• _WHAT IS NEEDED_
Of all the lines below, output only those starting at the one with "What's the underlying" and ending at the one with "Extract the structured", both ends included, exactly as written.
Segment Start: DATA UNDER STUDY
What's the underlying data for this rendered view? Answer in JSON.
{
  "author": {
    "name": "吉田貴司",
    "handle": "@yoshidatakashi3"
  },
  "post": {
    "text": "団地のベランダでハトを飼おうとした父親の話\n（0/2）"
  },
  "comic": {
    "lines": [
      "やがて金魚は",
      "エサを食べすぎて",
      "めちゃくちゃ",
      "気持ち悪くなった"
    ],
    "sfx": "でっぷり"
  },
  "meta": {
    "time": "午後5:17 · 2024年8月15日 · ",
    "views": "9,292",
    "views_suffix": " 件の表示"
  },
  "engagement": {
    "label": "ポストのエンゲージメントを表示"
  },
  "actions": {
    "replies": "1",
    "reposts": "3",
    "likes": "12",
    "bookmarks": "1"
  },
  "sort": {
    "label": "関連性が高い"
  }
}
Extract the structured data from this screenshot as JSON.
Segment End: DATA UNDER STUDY
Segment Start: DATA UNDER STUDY
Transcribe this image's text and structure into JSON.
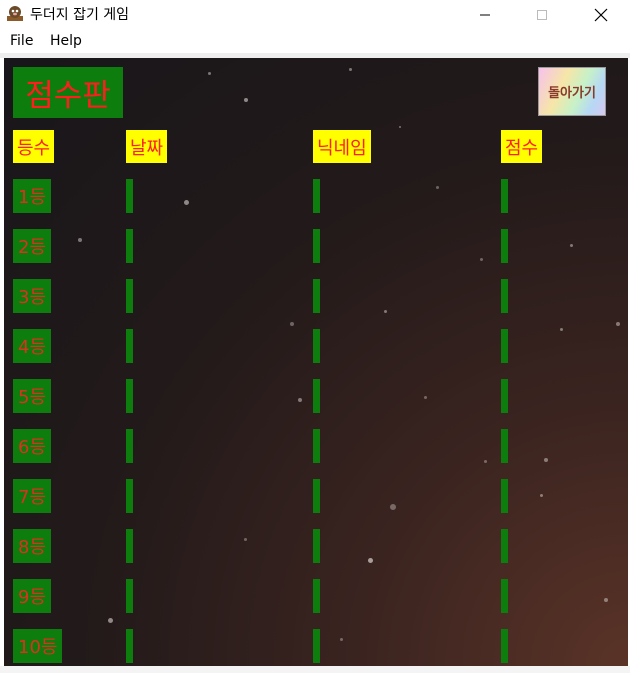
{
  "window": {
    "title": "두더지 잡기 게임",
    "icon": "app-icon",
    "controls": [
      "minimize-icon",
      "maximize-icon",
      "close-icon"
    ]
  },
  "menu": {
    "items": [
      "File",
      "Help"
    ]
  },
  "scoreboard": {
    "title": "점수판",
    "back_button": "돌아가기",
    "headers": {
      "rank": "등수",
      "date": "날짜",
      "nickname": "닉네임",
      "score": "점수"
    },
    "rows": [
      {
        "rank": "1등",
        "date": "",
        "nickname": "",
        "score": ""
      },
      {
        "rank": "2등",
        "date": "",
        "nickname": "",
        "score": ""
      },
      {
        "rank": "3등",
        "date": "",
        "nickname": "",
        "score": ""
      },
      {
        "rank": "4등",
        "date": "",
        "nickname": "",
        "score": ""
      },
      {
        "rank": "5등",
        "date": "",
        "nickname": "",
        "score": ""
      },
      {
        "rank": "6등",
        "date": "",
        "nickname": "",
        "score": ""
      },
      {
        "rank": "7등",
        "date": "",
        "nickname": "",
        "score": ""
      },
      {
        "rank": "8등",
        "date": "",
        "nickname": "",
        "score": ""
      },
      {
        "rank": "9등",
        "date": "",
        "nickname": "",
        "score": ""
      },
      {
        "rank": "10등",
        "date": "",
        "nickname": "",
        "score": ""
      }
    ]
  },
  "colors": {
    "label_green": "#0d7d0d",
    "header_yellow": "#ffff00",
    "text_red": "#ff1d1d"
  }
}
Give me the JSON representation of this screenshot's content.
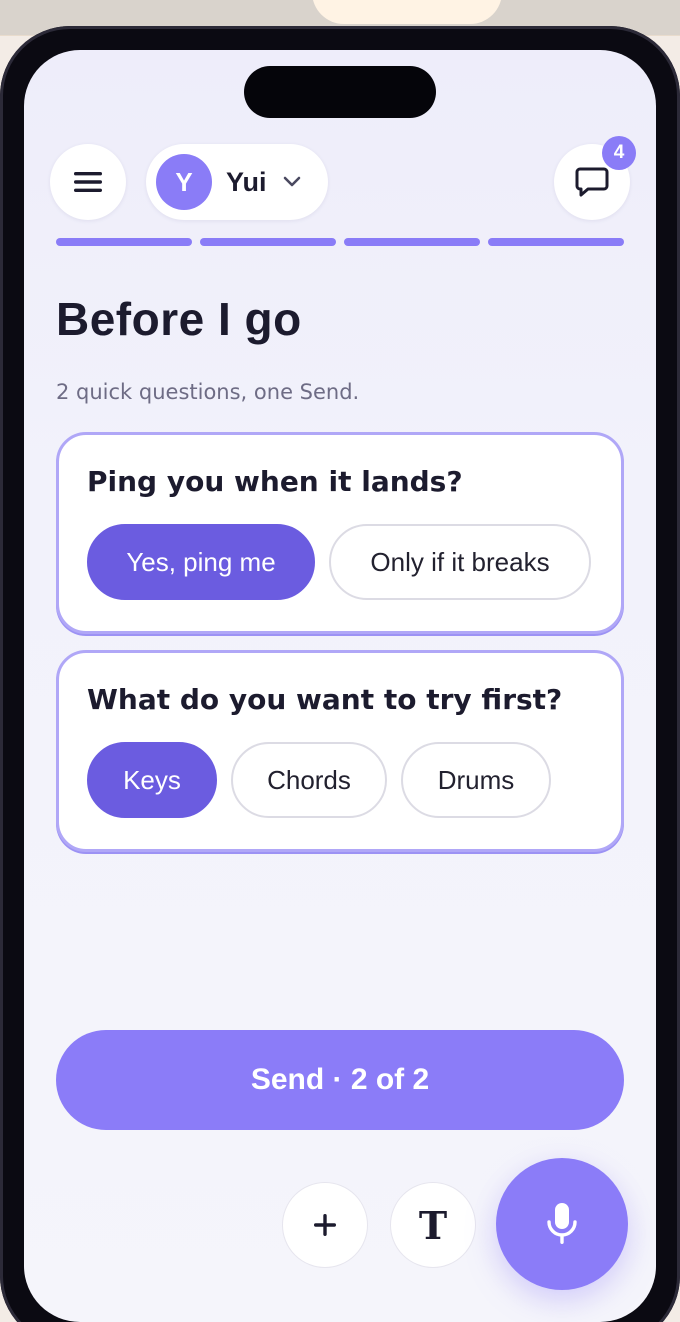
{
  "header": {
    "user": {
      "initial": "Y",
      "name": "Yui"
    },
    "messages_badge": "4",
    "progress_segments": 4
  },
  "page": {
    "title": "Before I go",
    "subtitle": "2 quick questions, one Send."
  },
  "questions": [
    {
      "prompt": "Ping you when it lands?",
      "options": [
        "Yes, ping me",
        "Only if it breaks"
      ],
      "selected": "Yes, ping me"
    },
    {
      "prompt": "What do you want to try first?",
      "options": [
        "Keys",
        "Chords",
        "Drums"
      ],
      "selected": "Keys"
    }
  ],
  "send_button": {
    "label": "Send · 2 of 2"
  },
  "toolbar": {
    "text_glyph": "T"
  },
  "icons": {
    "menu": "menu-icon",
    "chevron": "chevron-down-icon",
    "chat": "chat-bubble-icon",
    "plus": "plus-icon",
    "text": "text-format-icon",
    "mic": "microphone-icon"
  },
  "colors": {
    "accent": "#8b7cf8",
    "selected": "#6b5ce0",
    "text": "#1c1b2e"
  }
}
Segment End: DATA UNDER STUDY
• _RESPONSE_
What's the underlying data for this rendered view? Answer in JSON.
{
  "author": {
    "name": "吉田貴司",
    "handle": "@yoshidatakashi3"
  },
  "post": {
    "text": "団地のベランダでハトを飼おうとした父親の話\n（0/2）"
  },
  "comic": {
    "lines": [
      "やがて金魚は",
      "エサを食べすぎて",
      "めちゃくちゃ",
      "気持ち悪くなった"
    ],
    "sfx": "でっぷり"
  },
  "meta": {
    "time": "午後5:17 · 2024年8月15日 · ",
    "views": "9,292",
    "views_suffix": " 件の表示"
  },
  "engagement": {
    "label": "ポストのエンゲージメントを表示"
  },
  "actions": {
    "replies": "1",
    "reposts": "3",
    "likes": "12",
    "bookmarks": "1"
  },
  "sort": {
    "label": "関連性が高い"
  }
}
Extract the structured data from this screenshot as JSON.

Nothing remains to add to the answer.